- _Your assignment_
In this exercise, the data must be written out exactly.

- _Information provided_

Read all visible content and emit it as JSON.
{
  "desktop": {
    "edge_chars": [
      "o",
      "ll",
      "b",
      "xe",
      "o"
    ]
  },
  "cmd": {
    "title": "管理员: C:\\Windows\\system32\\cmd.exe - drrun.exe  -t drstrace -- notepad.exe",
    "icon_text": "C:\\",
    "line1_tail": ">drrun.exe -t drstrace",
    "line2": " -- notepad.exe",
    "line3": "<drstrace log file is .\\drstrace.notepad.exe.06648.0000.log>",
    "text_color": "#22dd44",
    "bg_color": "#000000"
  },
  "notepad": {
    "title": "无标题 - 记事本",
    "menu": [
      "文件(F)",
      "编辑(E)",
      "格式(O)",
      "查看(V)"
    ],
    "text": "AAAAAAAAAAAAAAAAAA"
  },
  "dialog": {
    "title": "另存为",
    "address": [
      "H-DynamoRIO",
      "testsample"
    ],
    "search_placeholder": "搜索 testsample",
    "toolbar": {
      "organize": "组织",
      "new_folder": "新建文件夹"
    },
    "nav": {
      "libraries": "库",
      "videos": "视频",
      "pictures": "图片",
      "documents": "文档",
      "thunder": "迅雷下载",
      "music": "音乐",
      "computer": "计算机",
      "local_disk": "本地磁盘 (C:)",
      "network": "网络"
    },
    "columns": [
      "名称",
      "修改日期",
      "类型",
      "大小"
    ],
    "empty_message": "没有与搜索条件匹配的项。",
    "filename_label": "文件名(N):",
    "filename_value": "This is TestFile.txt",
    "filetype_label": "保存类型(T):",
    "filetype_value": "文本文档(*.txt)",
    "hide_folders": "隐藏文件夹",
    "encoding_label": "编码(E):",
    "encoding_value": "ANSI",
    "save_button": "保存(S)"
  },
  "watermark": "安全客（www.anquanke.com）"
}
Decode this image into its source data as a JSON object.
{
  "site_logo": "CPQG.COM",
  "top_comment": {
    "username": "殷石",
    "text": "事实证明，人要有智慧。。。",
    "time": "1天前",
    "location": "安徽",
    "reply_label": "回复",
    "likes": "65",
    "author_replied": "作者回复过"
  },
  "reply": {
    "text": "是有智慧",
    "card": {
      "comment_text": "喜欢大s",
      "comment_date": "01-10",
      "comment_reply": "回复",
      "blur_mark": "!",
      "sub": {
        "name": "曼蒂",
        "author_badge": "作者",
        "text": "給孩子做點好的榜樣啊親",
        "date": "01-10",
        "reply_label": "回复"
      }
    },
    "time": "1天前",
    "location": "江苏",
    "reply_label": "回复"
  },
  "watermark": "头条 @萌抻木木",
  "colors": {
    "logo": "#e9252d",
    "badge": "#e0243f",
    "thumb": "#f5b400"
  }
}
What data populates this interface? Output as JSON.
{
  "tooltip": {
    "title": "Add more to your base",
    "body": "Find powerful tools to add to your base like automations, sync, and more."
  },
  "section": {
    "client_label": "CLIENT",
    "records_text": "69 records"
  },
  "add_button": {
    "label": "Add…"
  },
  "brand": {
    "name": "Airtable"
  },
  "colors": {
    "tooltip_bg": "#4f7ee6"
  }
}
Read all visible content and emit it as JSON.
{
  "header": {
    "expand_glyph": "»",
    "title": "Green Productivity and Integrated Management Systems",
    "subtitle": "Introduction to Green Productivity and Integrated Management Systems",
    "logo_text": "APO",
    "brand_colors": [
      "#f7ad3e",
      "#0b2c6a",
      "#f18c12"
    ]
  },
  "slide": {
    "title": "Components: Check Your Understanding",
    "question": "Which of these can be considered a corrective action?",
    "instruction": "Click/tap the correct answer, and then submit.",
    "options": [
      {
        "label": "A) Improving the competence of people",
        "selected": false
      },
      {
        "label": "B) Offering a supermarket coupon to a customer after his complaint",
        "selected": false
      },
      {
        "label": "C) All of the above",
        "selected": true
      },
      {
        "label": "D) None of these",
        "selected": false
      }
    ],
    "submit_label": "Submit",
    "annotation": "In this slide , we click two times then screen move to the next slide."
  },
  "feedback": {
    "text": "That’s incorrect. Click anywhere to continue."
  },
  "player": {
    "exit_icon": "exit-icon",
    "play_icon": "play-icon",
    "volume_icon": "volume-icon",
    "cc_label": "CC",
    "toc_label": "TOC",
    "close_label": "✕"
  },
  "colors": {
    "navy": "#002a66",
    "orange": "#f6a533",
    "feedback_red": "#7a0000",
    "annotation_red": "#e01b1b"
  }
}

- _Answer to this exercise_
Read all visible content and emit it as JSON.
{
  "desktop": {
    "edge_chars": [
      "o",
      "ll",
      "b",
      "xe",
      "o"
    ]
  },
  "cmd": {
    "title": "管理员: C:\\Windows\\system32\\cmd.exe - drrun.exe  -t drstrace -- notepad.exe",
    "icon_text": "C:\\",
    "line1_tail": ">drrun.exe -t drstrace",
    "line2": " -- notepad.exe",
    "line3": "<drstrace log file is .\\drstrace.notepad.exe.06648.0000.log>",
    "text_color": "#22dd44",
    "bg_color": "#000000"
  },
  "notepad": {
    "title": "无标题 - 记事本",
    "menu": [
      "文件(F)",
      "编辑(E)",
      "格式(O)",
      "查看(V)"
    ],
    "text": "AAAAAAAAAAAAAAAAAA"
  },
  "dialog": {
    "title": "另存为",
    "address": [
      "H-DynamoRIO",
      "testsample"
    ],
    "search_placeholder": "搜索 testsample",
    "toolbar": {
      "organize": "组织",
      "new_folder": "新建文件夹"
    },
    "nav": {
      "libraries": "库",
      "videos": "视频",
      "pictures": "图片",
      "documents": "文档",
      "thunder": "迅雷下载",
      "music": "音乐",
      "computer": "计算机",
      "local_disk": "本地磁盘 (C:)",
      "network": "网络"
    },
    "columns": [
      "名称",
      "修改日期",
      "类型",
      "大小"
    ],
    "empty_message": "没有与搜索条件匹配的项。",
    "filename_label": "文件名(N):",
    "filename_value": "This is TestFile.txt",
    "filetype_label": "保存类型(T):",
    "filetype_value": "文本文档(*.txt)",
    "hide_folders": "隐藏文件夹",
    "encoding_label": "编码(E):",
    "encoding_value": "ANSI",
    "save_button": "保存(S)"
  },
  "watermark": "安全客（www.anquanke.com）"
}
Decode this image into its source data as a JSON object.
{
  "site_logo": "CPQG.COM",
  "top_comment": {
    "username": "殷石",
    "text": "事实证明，人要有智慧。。。",
    "time": "1天前",
    "location": "安徽",
    "reply_label": "回复",
    "likes": "65",
    "author_replied": "作者回复过"
  },
  "reply": {
    "text": "是有智慧",
    "card": {
      "comment_text": "喜欢大s",
      "comment_date": "01-10",
      "comment_reply": "回复",
      "blur_mark": "!",
      "sub": {
        "name": "曼蒂",
        "author_badge": "作者",
        "text": "給孩子做點好的榜樣啊親",
        "date": "01-10",
        "reply_label": "回复"
      }
    },
    "time": "1天前",
    "location": "江苏",
    "reply_label": "回复"
  },
  "watermark": "头条 @萌抻木木",
  "colors": {
    "logo": "#e9252d",
    "badge": "#e0243f",
    "thumb": "#f5b400"
  }
}
What data populates this interface? Output as JSON.
{
  "tooltip": {
    "title": "Add more to your base",
    "body": "Find powerful tools to add to your base like automations, sync, and more."
  },
  "section": {
    "client_label": "CLIENT",
    "records_text": "69 records"
  },
  "add_button": {
    "label": "Add…"
  },
  "brand": {
    "name": "Airtable"
  },
  "colors": {
    "tooltip_bg": "#4f7ee6"
  }
}
Read all visible content and emit it as JSON.
{
  "header": {
    "expand_glyph": "»",
    "title": "Green Productivity and Integrated Management Systems",
    "subtitle": "Introduction to Green Productivity and Integrated Management Systems",
    "logo_text": "APO",
    "brand_colors": [
      "#f7ad3e",
      "#0b2c6a",
      "#f18c12"
    ]
  },
  "slide": {
    "title": "Components: Check Your Understanding",
    "question": "Which of these can be considered a corrective action?",
    "instruction": "Click/tap the correct answer, and then submit.",
    "options": [
      {
        "label": "A) Improving the competence of people",
        "selected": false
      },
      {
        "label": "B) Offering a supermarket coupon to a customer after his complaint",
        "selected": false
      },
      {
        "label": "C) All of the above",
        "selected": true
      },
      {
        "label": "D) None of these",
        "selected": false
      }
    ],
    "submit_label": "Submit",
    "annotation": "In this slide , we click two times then screen move to the next slide."
  },
  "feedback": {
    "text": "That’s incorrect. Click anywhere to continue."
  },
  "player": {
    "exit_icon": "exit-icon",
    "play_icon": "play-icon",
    "volume_icon": "volume-icon",
    "cc_label": "CC",
    "toc_label": "TOC",
    "close_label": "✕"
  },
  "colors": {
    "navy": "#002a66",
    "orange": "#f6a533",
    "feedback_red": "#7a0000",
    "annotation_red": "#e01b1b"
  }
}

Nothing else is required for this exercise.